But this appears to be the move that had to precede the three-team trade – and the move that completed the Suns’ trade with the Nets.

Shams Charania of Yahoo Sports:

David Aldridge of NBA.com:

The Suns did well to add Richaun Holmes, a 24-year-old energy center. The only question is whether did it in the optimal way.

Instead of trading a second-rounder to go from Jared Dudley‘s $9,530,000 salary to Darrell Arthur‘s $7,464,912 salary, Phoenix could have cleared the cap room necessary to acquire Holmes by waiving Davon Reed or Shaquille Harrison.

Instead, Phoenix will keep Reed and Harrison. The Suns should know Reed and Harrison, both of whom played limited minutes as rookies last year, better than outsiders do. To a certain extent, there’s little choice but to defer to the team’s judgment.

Holmes was behind Joel Embiid and Amir Johnson at center in Philadelphia. Given Embiid’s injury history, third center is an important role on the 76ers. But, after Nemanja Bjelica backed out of his deal with them, they traded for Mike Muscala as their stretch four. However, unlike Bjelica (who swung more toward small forward when switching positions), Muscala swings toward center. He provides enough depth behind Embiid and Johnson.

So, Holmes became the odd man out with Philadelphia needing to clear a roster spot to sign 2017 No. 36 pick Jonah Bolden (a player I liked quite a bit in the draft).
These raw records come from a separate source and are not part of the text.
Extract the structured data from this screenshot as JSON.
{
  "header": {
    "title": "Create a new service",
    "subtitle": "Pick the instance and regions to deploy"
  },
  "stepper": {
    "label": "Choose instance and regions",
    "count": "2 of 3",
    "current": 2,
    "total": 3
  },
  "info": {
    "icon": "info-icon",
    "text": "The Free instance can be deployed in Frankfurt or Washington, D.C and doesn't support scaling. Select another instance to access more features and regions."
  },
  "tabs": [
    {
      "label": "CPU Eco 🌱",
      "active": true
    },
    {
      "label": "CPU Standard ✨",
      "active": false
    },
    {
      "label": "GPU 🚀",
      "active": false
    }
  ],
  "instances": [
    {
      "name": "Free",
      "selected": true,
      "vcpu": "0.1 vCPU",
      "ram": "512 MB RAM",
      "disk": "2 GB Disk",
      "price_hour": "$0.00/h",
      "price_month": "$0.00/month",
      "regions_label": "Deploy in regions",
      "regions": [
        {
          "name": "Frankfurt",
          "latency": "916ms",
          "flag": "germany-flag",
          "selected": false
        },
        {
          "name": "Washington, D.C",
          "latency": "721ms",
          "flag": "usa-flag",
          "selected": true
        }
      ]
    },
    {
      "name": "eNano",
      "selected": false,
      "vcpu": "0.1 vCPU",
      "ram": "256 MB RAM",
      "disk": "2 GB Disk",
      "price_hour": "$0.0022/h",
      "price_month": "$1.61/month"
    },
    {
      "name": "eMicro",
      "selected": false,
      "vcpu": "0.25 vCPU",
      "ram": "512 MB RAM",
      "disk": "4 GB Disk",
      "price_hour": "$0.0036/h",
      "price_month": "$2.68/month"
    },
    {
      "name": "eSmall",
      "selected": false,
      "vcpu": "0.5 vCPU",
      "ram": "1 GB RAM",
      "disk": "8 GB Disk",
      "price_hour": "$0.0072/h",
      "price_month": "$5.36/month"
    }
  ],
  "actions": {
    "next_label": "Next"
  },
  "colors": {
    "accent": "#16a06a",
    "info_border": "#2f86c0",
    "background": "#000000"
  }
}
Bolden’s minimum salary would have been $5,721,234 over the next four years. So, he got a little more and likely some of it guaranteed. In exchange, he gave the 76ers team control at a cheap salary for the longest possible time. He’s betting against himself.

After signing Bolden into cap space, Philadelphia can now execute the deal with Oklahoma City and Atlanta.